- **Work to complete**
Leave every picture out, then reproduce the rest of the listing exactly.

- **Data for analysis**
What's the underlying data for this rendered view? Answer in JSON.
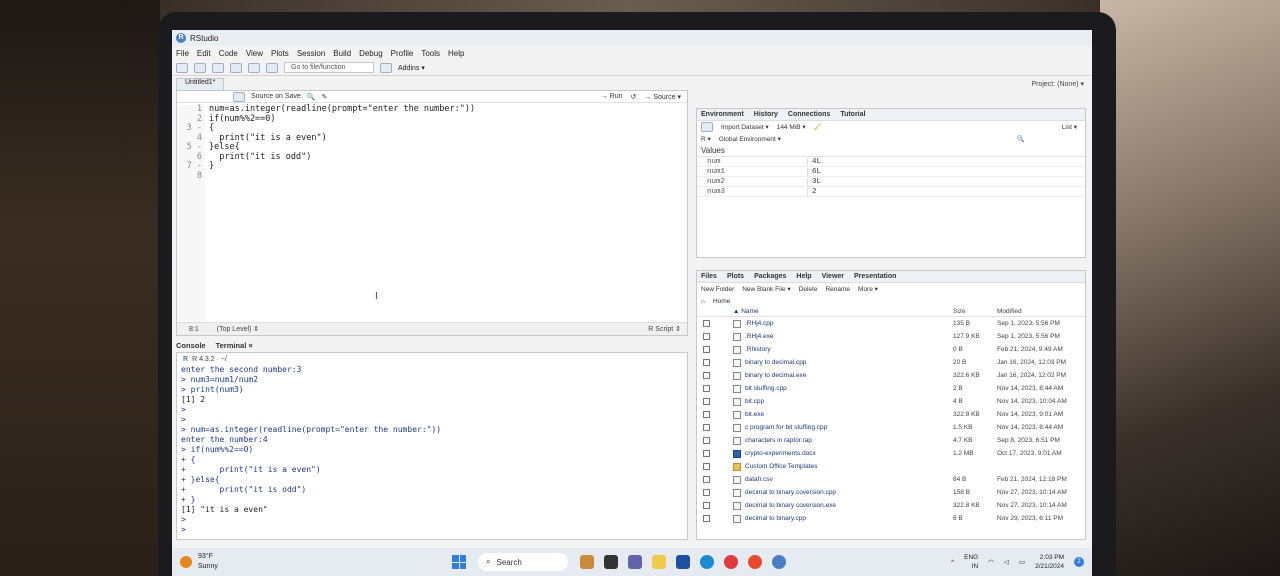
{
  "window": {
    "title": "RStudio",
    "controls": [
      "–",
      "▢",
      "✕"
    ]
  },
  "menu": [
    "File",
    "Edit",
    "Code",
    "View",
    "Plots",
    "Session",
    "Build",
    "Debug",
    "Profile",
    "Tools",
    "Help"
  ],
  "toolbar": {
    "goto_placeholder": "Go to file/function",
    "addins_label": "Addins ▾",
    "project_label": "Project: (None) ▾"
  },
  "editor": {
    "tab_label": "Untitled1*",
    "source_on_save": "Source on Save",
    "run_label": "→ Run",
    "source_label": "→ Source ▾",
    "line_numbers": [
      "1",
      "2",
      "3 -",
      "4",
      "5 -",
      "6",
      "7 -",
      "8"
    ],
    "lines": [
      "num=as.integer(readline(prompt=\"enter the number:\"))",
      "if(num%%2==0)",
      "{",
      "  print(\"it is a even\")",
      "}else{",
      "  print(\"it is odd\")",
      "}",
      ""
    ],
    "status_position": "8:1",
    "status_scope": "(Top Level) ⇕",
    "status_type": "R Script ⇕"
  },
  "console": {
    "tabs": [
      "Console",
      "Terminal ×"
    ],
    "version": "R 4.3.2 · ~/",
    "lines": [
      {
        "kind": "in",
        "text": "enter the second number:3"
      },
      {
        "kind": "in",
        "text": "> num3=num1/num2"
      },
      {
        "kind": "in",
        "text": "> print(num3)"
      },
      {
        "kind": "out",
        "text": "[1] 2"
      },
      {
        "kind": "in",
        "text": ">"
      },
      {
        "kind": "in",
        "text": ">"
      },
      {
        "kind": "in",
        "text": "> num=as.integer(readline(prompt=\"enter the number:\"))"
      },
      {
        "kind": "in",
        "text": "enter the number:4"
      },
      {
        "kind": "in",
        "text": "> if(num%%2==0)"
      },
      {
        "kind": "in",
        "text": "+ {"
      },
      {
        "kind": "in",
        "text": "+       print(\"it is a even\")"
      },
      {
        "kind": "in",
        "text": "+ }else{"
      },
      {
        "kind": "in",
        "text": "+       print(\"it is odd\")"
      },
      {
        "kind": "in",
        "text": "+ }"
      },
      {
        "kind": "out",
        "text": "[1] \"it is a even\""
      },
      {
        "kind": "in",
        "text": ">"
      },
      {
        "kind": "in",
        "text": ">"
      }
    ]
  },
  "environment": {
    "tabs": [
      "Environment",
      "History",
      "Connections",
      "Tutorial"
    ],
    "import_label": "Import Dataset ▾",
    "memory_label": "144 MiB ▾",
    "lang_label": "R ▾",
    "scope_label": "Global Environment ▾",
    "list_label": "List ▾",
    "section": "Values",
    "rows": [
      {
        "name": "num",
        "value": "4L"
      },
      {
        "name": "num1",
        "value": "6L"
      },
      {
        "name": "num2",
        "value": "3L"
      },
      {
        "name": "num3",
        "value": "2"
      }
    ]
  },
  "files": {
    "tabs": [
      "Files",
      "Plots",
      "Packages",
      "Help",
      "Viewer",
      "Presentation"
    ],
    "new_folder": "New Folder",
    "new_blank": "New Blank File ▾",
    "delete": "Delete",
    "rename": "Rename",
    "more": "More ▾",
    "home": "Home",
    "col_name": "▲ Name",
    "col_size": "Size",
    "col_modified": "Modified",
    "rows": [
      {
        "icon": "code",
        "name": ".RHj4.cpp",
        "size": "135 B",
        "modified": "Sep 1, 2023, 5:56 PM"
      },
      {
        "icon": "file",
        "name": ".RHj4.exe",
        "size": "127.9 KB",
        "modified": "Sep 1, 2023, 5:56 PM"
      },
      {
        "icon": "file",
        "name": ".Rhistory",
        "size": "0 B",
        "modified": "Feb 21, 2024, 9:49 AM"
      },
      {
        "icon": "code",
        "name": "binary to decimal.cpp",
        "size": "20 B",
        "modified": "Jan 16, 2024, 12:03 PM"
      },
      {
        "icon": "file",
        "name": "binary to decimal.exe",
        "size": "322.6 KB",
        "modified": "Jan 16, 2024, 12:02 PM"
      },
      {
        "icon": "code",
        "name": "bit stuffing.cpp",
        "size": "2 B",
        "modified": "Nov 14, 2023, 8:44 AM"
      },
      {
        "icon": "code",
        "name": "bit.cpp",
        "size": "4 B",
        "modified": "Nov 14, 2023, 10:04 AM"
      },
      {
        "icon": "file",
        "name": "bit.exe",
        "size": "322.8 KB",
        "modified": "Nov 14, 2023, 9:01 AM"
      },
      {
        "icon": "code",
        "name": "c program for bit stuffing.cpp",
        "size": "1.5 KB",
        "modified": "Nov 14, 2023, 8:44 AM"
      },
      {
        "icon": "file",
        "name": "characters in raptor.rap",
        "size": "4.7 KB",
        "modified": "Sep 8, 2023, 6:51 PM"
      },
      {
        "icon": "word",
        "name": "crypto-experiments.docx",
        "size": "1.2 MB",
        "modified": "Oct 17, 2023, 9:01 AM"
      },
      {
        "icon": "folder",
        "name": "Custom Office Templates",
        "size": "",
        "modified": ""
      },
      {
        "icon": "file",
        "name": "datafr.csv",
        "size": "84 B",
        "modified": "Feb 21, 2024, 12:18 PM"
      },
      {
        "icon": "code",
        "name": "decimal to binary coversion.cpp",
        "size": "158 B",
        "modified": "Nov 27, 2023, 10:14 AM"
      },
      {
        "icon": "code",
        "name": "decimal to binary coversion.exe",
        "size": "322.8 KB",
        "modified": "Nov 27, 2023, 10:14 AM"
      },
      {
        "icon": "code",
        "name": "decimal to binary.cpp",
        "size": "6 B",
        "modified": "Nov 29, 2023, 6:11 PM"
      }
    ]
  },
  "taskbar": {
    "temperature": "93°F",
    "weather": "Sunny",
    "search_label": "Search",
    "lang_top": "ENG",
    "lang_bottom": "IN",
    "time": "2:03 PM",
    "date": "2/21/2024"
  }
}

- **Result**
What's the underlying data for this rendered view? Answer in JSON.
{
  "window": {
    "title": "RStudio",
    "controls": [
      "–",
      "▢",
      "✕"
    ]
  },
  "menu": [
    "File",
    "Edit",
    "Code",
    "View",
    "Plots",
    "Session",
    "Build",
    "Debug",
    "Profile",
    "Tools",
    "Help"
  ],
  "toolbar": {
    "goto_placeholder": "Go to file/function",
    "addins_label": "Addins ▾",
    "project_label": "Project: (None) ▾"
  },
  "editor": {
    "tab_label": "Untitled1*",
    "source_on_save": "Source on Save",
    "run_label": "→ Run",
    "source_label": "→ Source ▾",
    "line_numbers": [
      "1",
      "2",
      "3 -",
      "4",
      "5 -",
      "6",
      "7 -",
      "8"
    ],
    "lines": [
      "num=as.integer(readline(prompt=\"enter the number:\"))",
      "if(num%%2==0)",
      "{",
      "  print(\"it is a even\")",
      "}else{",
      "  print(\"it is odd\")",
      "}",
      ""
    ],
    "status_position": "8:1",
    "status_scope": "(Top Level) ⇕",
    "status_type": "R Script ⇕"
  },
  "console": {
    "tabs": [
      "Console",
      "Terminal ×"
    ],
    "version": "R 4.3.2 · ~/",
    "lines": [
      {
        "kind": "in",
        "text": "enter the second number:3"
      },
      {
        "kind": "in",
        "text": "> num3=num1/num2"
      },
      {
        "kind": "in",
        "text": "> print(num3)"
      },
      {
        "kind": "out",
        "text": "[1] 2"
      },
      {
        "kind": "in",
        "text": ">"
      },
      {
        "kind": "in",
        "text": ">"
      },
      {
        "kind": "in",
        "text": "> num=as.integer(readline(prompt=\"enter the number:\"))"
      },
      {
        "kind": "in",
        "text": "enter the number:4"
      },
      {
        "kind": "in",
        "text": "> if(num%%2==0)"
      },
      {
        "kind": "in",
        "text": "+ {"
      },
      {
        "kind": "in",
        "text": "+       print(\"it is a even\")"
      },
      {
        "kind": "in",
        "text": "+ }else{"
      },
      {
        "kind": "in",
        "text": "+       print(\"it is odd\")"
      },
      {
        "kind": "in",
        "text": "+ }"
      },
      {
        "kind": "out",
        "text": "[1] \"it is a even\""
      },
      {
        "kind": "in",
        "text": ">"
      },
      {
        "kind": "in",
        "text": ">"
      }
    ]
  },
  "environment": {
    "tabs": [
      "Environment",
      "History",
      "Connections",
      "Tutorial"
    ],
    "import_label": "Import Dataset ▾",
    "memory_label": "144 MiB ▾",
    "lang_label": "R ▾",
    "scope_label": "Global Environment ▾",
    "list_label": "List ▾",
    "section": "Values",
    "rows": [
      {
        "name": "num",
        "value": "4L"
      },
      {
        "name": "num1",
        "value": "6L"
      },
      {
        "name": "num2",
        "value": "3L"
      },
      {
        "name": "num3",
        "value": "2"
      }
    ]
  },
  "files": {
    "tabs": [
      "Files",
      "Plots",
      "Packages",
      "Help",
      "Viewer",
      "Presentation"
    ],
    "new_folder": "New Folder",
    "new_blank": "New Blank File ▾",
    "delete": "Delete",
    "rename": "Rename",
    "more": "More ▾",
    "home": "Home",
    "col_name": "▲ Name",
    "col_size": "Size",
    "col_modified": "Modified",
    "rows": [
      {
        "icon": "code",
        "name": ".RHj4.cpp",
        "size": "135 B",
        "modified": "Sep 1, 2023, 5:56 PM"
      },
      {
        "icon": "file",
        "name": ".RHj4.exe",
        "size": "127.9 KB",
        "modified": "Sep 1, 2023, 5:56 PM"
      },
      {
        "icon": "file",
        "name": ".Rhistory",
        "size": "0 B",
        "modified": "Feb 21, 2024, 9:49 AM"
      },
      {
        "icon": "code",
        "name": "binary to decimal.cpp",
        "size": "20 B",
        "modified": "Jan 16, 2024, 12:03 PM"
      },
      {
        "icon": "file",
        "name": "binary to decimal.exe",
        "size": "322.6 KB",
        "modified": "Jan 16, 2024, 12:02 PM"
      },
      {
        "icon": "code",
        "name": "bit stuffing.cpp",
        "size": "2 B",
        "modified": "Nov 14, 2023, 8:44 AM"
      },
      {
        "icon": "code",
        "name": "bit.cpp",
        "size": "4 B",
        "modified": "Nov 14, 2023, 10:04 AM"
      },
      {
        "icon": "file",
        "name": "bit.exe",
        "size": "322.8 KB",
        "modified": "Nov 14, 2023, 9:01 AM"
      },
      {
        "icon": "code",
        "name": "c program for bit stuffing.cpp",
        "size": "1.5 KB",
        "modified": "Nov 14, 2023, 8:44 AM"
      },
      {
        "icon": "file",
        "name": "characters in raptor.rap",
        "size": "4.7 KB",
        "modified": "Sep 8, 2023, 6:51 PM"
      },
      {
        "icon": "word",
        "name": "crypto-experiments.docx",
        "size": "1.2 MB",
        "modified": "Oct 17, 2023, 9:01 AM"
      },
      {
        "icon": "folder",
        "name": "Custom Office Templates",
        "size": "",
        "modified": ""
      },
      {
        "icon": "file",
        "name": "datafr.csv",
        "size": "84 B",
        "modified": "Feb 21, 2024, 12:18 PM"
      },
      {
        "icon": "code",
        "name": "decimal to binary coversion.cpp",
        "size": "158 B",
        "modified": "Nov 27, 2023, 10:14 AM"
      },
      {
        "icon": "code",
        "name": "decimal to binary coversion.exe",
        "size": "322.8 KB",
        "modified": "Nov 27, 2023, 10:14 AM"
      },
      {
        "icon": "code",
        "name": "decimal to binary.cpp",
        "size": "6 B",
        "modified": "Nov 29, 2023, 6:11 PM"
      }
    ]
  },
  "taskbar": {
    "temperature": "93°F",
    "weather": "Sunny",
    "search_label": "Search",
    "lang_top": "ENG",
    "lang_bottom": "IN",
    "time": "2:03 PM",
    "date": "2/21/2024"
  }
}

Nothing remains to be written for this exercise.